YOUR OBJECTIVE.
Copy the data below. Keep every line exactly as it is.

::: DATA TO USE :::

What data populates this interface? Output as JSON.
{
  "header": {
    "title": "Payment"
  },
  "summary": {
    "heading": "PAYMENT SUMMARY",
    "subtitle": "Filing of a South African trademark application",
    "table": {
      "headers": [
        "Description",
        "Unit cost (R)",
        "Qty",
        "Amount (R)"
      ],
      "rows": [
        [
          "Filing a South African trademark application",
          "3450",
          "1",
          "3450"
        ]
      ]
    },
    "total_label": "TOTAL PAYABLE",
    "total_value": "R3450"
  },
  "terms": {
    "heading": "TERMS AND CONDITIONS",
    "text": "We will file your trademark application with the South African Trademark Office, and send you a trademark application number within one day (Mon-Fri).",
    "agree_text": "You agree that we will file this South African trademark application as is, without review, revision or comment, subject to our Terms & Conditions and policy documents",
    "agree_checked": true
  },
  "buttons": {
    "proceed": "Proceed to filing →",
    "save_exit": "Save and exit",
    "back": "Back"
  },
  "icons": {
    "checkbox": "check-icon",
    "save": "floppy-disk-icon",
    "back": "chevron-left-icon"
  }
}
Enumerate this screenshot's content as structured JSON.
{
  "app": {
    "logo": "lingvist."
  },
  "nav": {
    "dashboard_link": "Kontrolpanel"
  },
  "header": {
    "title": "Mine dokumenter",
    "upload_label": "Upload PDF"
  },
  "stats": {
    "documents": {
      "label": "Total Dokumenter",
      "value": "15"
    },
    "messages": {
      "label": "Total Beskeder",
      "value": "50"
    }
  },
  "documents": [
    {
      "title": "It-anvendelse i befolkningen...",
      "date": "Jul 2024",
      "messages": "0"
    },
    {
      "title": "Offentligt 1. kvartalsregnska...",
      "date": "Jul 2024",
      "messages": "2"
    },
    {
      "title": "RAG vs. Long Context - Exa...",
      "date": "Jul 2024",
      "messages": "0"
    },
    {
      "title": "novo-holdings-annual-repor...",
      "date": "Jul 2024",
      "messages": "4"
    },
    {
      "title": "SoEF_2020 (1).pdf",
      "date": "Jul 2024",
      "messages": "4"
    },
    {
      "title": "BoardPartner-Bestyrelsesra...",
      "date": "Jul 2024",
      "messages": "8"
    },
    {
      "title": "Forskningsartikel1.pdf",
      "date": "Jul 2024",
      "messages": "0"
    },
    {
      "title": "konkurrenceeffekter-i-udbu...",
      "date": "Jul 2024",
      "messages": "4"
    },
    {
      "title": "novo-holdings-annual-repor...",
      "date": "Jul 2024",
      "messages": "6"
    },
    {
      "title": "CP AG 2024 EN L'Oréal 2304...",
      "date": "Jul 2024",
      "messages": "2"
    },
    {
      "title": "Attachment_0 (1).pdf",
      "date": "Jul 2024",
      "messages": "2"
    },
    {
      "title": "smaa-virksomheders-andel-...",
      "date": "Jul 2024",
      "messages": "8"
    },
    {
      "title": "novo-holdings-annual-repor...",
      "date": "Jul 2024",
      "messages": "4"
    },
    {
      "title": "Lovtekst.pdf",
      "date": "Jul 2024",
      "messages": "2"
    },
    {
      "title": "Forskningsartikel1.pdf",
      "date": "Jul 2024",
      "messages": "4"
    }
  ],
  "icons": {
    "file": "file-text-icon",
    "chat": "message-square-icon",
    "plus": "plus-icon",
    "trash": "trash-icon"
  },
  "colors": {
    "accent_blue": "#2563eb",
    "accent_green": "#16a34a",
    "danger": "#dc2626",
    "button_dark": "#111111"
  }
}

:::

EXERCISE OUTPUT.
What data populates this interface? Output as JSON.
{
  "header": {
    "title": "Payment"
  },
  "summary": {
    "heading": "PAYMENT SUMMARY",
    "subtitle": "Filing of a South African trademark application",
    "table": {
      "headers": [
        "Description",
        "Unit cost (R)",
        "Qty",
        "Amount (R)"
      ],
      "rows": [
        [
          "Filing a South African trademark application",
          "3450",
          "1",
          "3450"
        ]
      ]
    },
    "total_label": "TOTAL PAYABLE",
    "total_value": "R3450"
  },
  "terms": {
    "heading": "TERMS AND CONDITIONS",
    "text": "We will file your trademark application with the South African Trademark Office, and send you a trademark application number within one day (Mon-Fri).",
    "agree_text": "You agree that we will file this South African trademark application as is, without review, revision or comment, subject to our Terms & Conditions and policy documents",
    "agree_checked": true
  },
  "buttons": {
    "proceed": "Proceed to filing →",
    "save_exit": "Save and exit",
    "back": "Back"
  },
  "icons": {
    "checkbox": "check-icon",
    "save": "floppy-disk-icon",
    "back": "chevron-left-icon"
  }
}
Enumerate this screenshot's content as structured JSON.
{
  "app": {
    "logo": "lingvist."
  },
  "nav": {
    "dashboard_link": "Kontrolpanel"
  },
  "header": {
    "title": "Mine dokumenter",
    "upload_label": "Upload PDF"
  },
  "stats": {
    "documents": {
      "label": "Total Dokumenter",
      "value": "15"
    },
    "messages": {
      "label": "Total Beskeder",
      "value": "50"
    }
  },
  "documents": [
    {
      "title": "It-anvendelse i befolkningen...",
      "date": "Jul 2024",
      "messages": "0"
    },
    {
      "title": "Offentligt 1. kvartalsregnska...",
      "date": "Jul 2024",
      "messages": "2"
    },
    {
      "title": "RAG vs. Long Context - Exa...",
      "date": "Jul 2024",
      "messages": "0"
    },
    {
      "title": "novo-holdings-annual-repor...",
      "date": "Jul 2024",
      "messages": "4"
    },
    {
      "title": "SoEF_2020 (1).pdf",
      "date": "Jul 2024",
      "messages": "4"
    },
    {
      "title": "BoardPartner-Bestyrelsesra...",
      "date": "Jul 2024",
      "messages": "8"
    },
    {
      "title": "Forskningsartikel1.pdf",
      "date": "Jul 2024",
      "messages": "0"
    },
    {
      "title": "konkurrenceeffekter-i-udbu...",
      "date": "Jul 2024",
      "messages": "4"
    },
    {
      "title": "novo-holdings-annual-repor...",
      "date": "Jul 2024",
      "messages": "6"
    },
    {
      "title": "CP AG 2024 EN L'Oréal 2304...",
      "date": "Jul 2024",
      "messages": "2"
    },
    {
      "title": "Attachment_0 (1).pdf",
      "date": "Jul 2024",
      "messages": "2"
    },
    {
      "title": "smaa-virksomheders-andel-...",
      "date": "Jul 2024",
      "messages": "8"
    },
    {
      "title": "novo-holdings-annual-repor...",
      "date": "Jul 2024",
      "messages": "4"
    },
    {
      "title": "Lovtekst.pdf",
      "date": "Jul 2024",
      "messages": "2"
    },
    {
      "title": "Forskningsartikel1.pdf",
      "date": "Jul 2024",
      "messages": "4"
    }
  ],
  "icons": {
    "file": "file-text-icon",
    "chat": "message-square-icon",
    "plus": "plus-icon",
    "trash": "trash-icon"
  },
  "colors": {
    "accent_blue": "#2563eb",
    "accent_green": "#16a34a",
    "danger": "#dc2626",
    "button_dark": "#111111"
  }
}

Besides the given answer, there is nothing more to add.